- Fire protection systems, including passive and active design elements, as well as implementation of fire prevention programmes in operations. Smoke detectors are usually installed to provide early warning of a developing fire by detecting particles generated by smoldering components prior to the development of flame.
- 19-inch racks for data equipment and servers, 23-inch racks for telecom equipment.
- Cabinets and cages for physical access control over tenants’ equipment.
- Overhead cable rack (tray) and fibreguide, power cables usually on separate rack from data.
- Air conditioning is used to control the temperature and humidity in the space. ASHRAE recommends a temperature range of 20–25 °C and humidity range of 40–60% as optimal for electronic equipment.
- Low-impedance electrical ground.
- Few, if any, windows.
- Most colocation centres have high levels of physical security, and may be guarded continuously. They may employ CCTV.
- Some colocation facilities require that employees escort customers, especially if there are not individual locked cages/cabinets for each customer. In other facilities, a PIN code or proximity card access system may allow customers access into the building, and individual cages/cabinets have locks. Biometric security measures, such as fingerprint recognition, voice recognition and “weight matching”, are also becoming more commonplace in modern facilities.
- Most Colocation facilities generally have generators, usually running on diesel fuel, that start automatically when utility power fails. These generators may have varying levels of redundancy, depending on how the facility is built.
- Generators do not start instantaneously, so colocation facilities usually have battery backup systems. In many facilities, the operator of the facility provides large inverters to provide AC power from the batteries. In other cases, the customers may install smaller UPS’s in their racks.
- Some customers choose to use equipment that is powered directly by 48VDC (nominal) battery banks. This may provide better energy efficiency, and may reduce the number of parts that can fail.
- An alternative to batteries is a motor generator connected to a flywheel and diesel engine. Many colocation facilities can provide A and B power feeds to customer equipment, and high end servers and telecommunications equipment often can have two power supplies installed.
- Colocation facilities are sometimes connected to multiple sections of the utility power grid for additional reliability.
Cooling & Other Features

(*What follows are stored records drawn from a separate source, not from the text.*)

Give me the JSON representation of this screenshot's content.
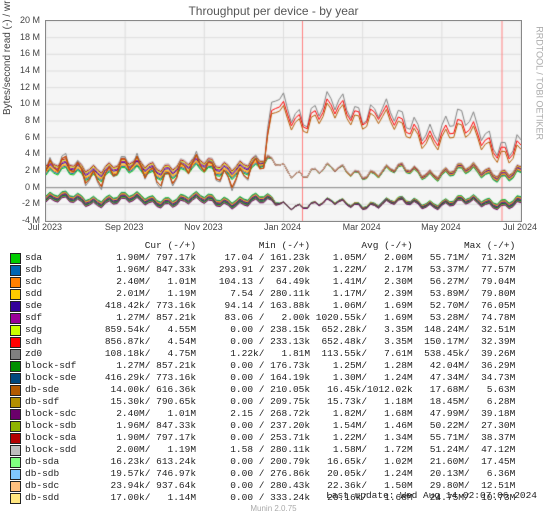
{
  "title": "Throughput per device - by year",
  "ylabel": "Bytes/second read (-) / write (+)",
  "watermark": "RRDTOOL / TOBI OETIKER",
  "footer": "Munin 2.0.75",
  "last_update": "Last update: Wed Aug 14 02:07:06 2024",
  "chart_data": {
    "type": "line",
    "ylim": [
      -4,
      20
    ],
    "ytick_step": 2,
    "ytick_suffix": " M",
    "xticks": [
      "Jul 2023",
      "Sep 2023",
      "Nov 2023",
      "Jan 2024",
      "Mar 2024",
      "May 2024",
      "Jul 2024"
    ]
  },
  "legend_header": {
    "name": "",
    "cur": "Cur (-/+)",
    "min": "Min (-/+)",
    "avg": "Avg (-/+)",
    "max": "Max (-/+)"
  },
  "legend": [
    {
      "color": "#00cc00",
      "name": "sda",
      "cur": "1.90M/ 797.17k",
      "min": "17.04 / 161.23k",
      "avg": "1.05M/",
      "avg2": "2.00M",
      "max": "55.71M/  71.32M"
    },
    {
      "color": "#0066b3",
      "name": "sdb",
      "cur": "1.96M/ 847.33k",
      "min": "293.91 / 237.20k",
      "avg": "1.22M/",
      "avg2": "2.17M",
      "max": "53.37M/  77.57M"
    },
    {
      "color": "#ff8000",
      "name": "sdc",
      "cur": "2.40M/",
      "cur2": "1.01M",
      "min": "104.13 /  64.49k",
      "avg": "1.41M/",
      "avg2": "2.30M",
      "max": "56.27M/  79.04M"
    },
    {
      "color": "#ffcc00",
      "name": "sdd",
      "cur": "2.01M/",
      "cur2": "1.19M",
      "min": "7.54 / 280.11k",
      "avg": "1.17M/",
      "avg2": "2.39M",
      "max": "53.89M/  79.80M"
    },
    {
      "color": "#330099",
      "name": "sde",
      "cur": "418.42k/ 773.16k",
      "min": "94.14 / 163.88k",
      "avg": "1.06M/",
      "avg2": "1.69M",
      "max": "52.70M/  76.05M"
    },
    {
      "color": "#990099",
      "name": "sdf",
      "cur": "1.27M/ 857.21k",
      "min": "83.06 /",
      "min2": "2.00k",
      "avg": "1020.55k/",
      "avg2": "1.69M",
      "max": "53.28M/  74.78M"
    },
    {
      "color": "#ccff00",
      "name": "sdg",
      "cur": "859.54k/",
      "cur2": "4.55M",
      "min": "0.00 / 238.15k",
      "avg": "652.28k/",
      "avg2": "3.35M",
      "max": "148.24M/  32.51M"
    },
    {
      "color": "#ff0000",
      "name": "sdh",
      "cur": "856.87k/",
      "cur2": "4.54M",
      "min": "0.00 / 233.13k",
      "avg": "652.48k/",
      "avg2": "3.35M",
      "max": "150.17M/  32.39M"
    },
    {
      "color": "#808080",
      "name": "zd0",
      "cur": "108.18k/",
      "cur2": "4.75M",
      "min": "1.22k/",
      "min2": "1.81M",
      "avg": "113.55k/",
      "avg2": "7.61M",
      "max": "538.45k/  39.26M"
    },
    {
      "color": "#008f00",
      "name": "block-sdf",
      "cur": "1.27M/ 857.21k",
      "min": "0.00 / 176.73k",
      "avg": "1.25M/",
      "avg2": "1.28M",
      "max": "42.04M/  36.29M"
    },
    {
      "color": "#00487d",
      "name": "block-sde",
      "cur": "416.29k/ 773.16k",
      "min": "0.00 / 164.19k",
      "avg": "1.30M/",
      "avg2": "1.24M",
      "max": "47.34M/  34.73M"
    },
    {
      "color": "#b35a00",
      "name": "db-sde",
      "cur": "14.00k/ 616.36k",
      "min": "0.00 / 210.05k",
      "avg": "16.45k/1012.02k",
      "avg2": "",
      "max": "17.68M/   5.63M"
    },
    {
      "color": "#b38f00",
      "name": "db-sdf",
      "cur": "15.30k/ 790.65k",
      "min": "0.00 / 209.75k",
      "avg": "15.73k/",
      "avg2": "1.18M",
      "max": "18.45M/   6.28M"
    },
    {
      "color": "#6b006b",
      "name": "block-sdc",
      "cur": "2.40M/",
      "cur2": "1.01M",
      "min": "2.15 / 268.72k",
      "avg": "1.82M/",
      "avg2": "1.68M",
      "max": "47.99M/  39.18M"
    },
    {
      "color": "#8fb300",
      "name": "block-sdb",
      "cur": "1.96M/ 847.33k",
      "min": "0.00 / 237.20k",
      "avg": "1.54M/",
      "avg2": "1.46M",
      "max": "50.22M/  27.30M"
    },
    {
      "color": "#b30000",
      "name": "block-sda",
      "cur": "1.90M/ 797.17k",
      "min": "0.00 / 253.71k",
      "avg": "1.22M/",
      "avg2": "1.34M",
      "max": "55.71M/  38.37M"
    },
    {
      "color": "#bebebe",
      "name": "block-sdd",
      "cur": "2.00M/",
      "cur2": "1.19M",
      "min": "1.58 / 280.11k",
      "avg": "1.58M/",
      "avg2": "1.72M",
      "max": "51.24M/  47.12M"
    },
    {
      "color": "#80ff80",
      "name": "db-sda",
      "cur": "16.23k/ 613.24k",
      "min": "0.00 / 200.79k",
      "avg": "16.65k/",
      "avg2": "1.02M",
      "max": "21.60M/  17.45M"
    },
    {
      "color": "#80c9ff",
      "name": "db-sdb",
      "cur": "19.57k/ 746.97k",
      "min": "0.00 / 276.86k",
      "avg": "20.05k/",
      "avg2": "1.24M",
      "max": "20.13M/   6.36M"
    },
    {
      "color": "#ffc080",
      "name": "db-sdc",
      "cur": "23.94k/ 937.64k",
      "min": "0.00 / 280.43k",
      "avg": "22.36k/",
      "avg2": "1.50M",
      "max": "29.80M/  12.51M"
    },
    {
      "color": "#ffe680",
      "name": "db-sdd",
      "cur": "17.00k/",
      "cur2": "1.14M",
      "min": "0.00 / 333.24k",
      "avg": "20.16k/",
      "avg2": "1.68M",
      "max": "24.75M/  10.73M"
    }
  ]
}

- The operator of a colocation facility generally provides air conditioning for the computer and telecommunications equipment in the building. The cooling system generally includes some degree of redundancy.
- In older facilities, the cooling system capacity often limits the amount of equipment that can operate in the building, more so than the available square footage.

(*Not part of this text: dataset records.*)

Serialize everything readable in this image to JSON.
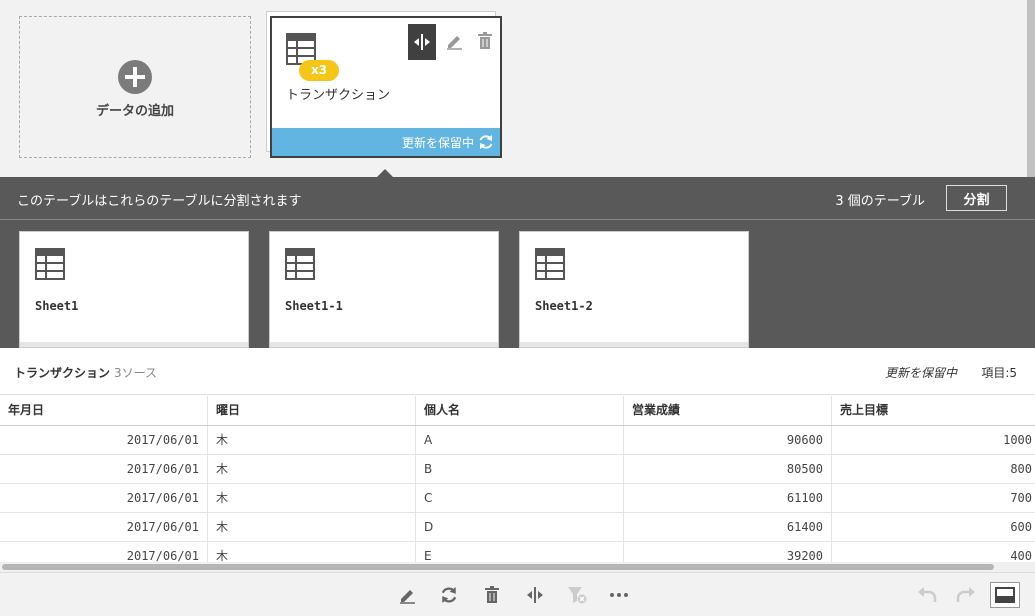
{
  "add_data": {
    "label": "データの追加"
  },
  "table_card": {
    "badge": "x3",
    "name": "トランザクション",
    "status": "更新を保留中"
  },
  "split_panel": {
    "message": "このテーブルはこれらのテーブルに分割されます",
    "count": "3 個のテーブル",
    "split_button": "分割",
    "tables": [
      {
        "name": "Sheet1"
      },
      {
        "name": "Sheet1-1"
      },
      {
        "name": "Sheet1-2"
      }
    ]
  },
  "preview": {
    "title": "トランザクション",
    "sources": "3ソース",
    "pending": "更新を保留中",
    "fields": "項目:5",
    "columns": [
      "年月日",
      "曜日",
      "個人名",
      "営業成績",
      "売上目標"
    ],
    "rows": [
      [
        "2017/06/01",
        "木",
        "A",
        "90600",
        "1000"
      ],
      [
        "2017/06/01",
        "木",
        "B",
        "80500",
        "800"
      ],
      [
        "2017/06/01",
        "木",
        "C",
        "61100",
        "700"
      ],
      [
        "2017/06/01",
        "木",
        "D",
        "61400",
        "600"
      ],
      [
        "2017/06/01",
        "木",
        "E",
        "39200",
        "400"
      ]
    ]
  },
  "toolbar": {
    "icons": [
      "pencil-icon",
      "refresh-icon",
      "trash-icon",
      "split-icon",
      "filter-clear-icon",
      "more-icon",
      "undo-icon",
      "redo-icon",
      "panel-toggle-icon"
    ]
  },
  "colors": {
    "accent_blue": "#62b5e0",
    "badge_yellow": "#f5c518",
    "panel_dark": "#595959"
  }
}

- Colocation facility owners have differing rules regarding cross connects between their customers. These rules may allow customers to run such connections at no charge, or allow customers to order such connections for a significant monthly fee. They may allow customers to order cross connects to carriers, but not to other customers.
- Some colocation centres feature a “meet-me-room” where the different carriers housed in the center can efficiently exchange data. Most peering points sit in colocation centers. Because of the high concentration of servers inside larger colocation centers, most carriers will be interested in bringing direct connections to such buildings.
- In many cases there will be a larger Internet Exchange hosted inside a colocation centre, where customers can connect for peering.
If you are interested in changing carriers, adding a location, or would just like a more secure facility, please contact us.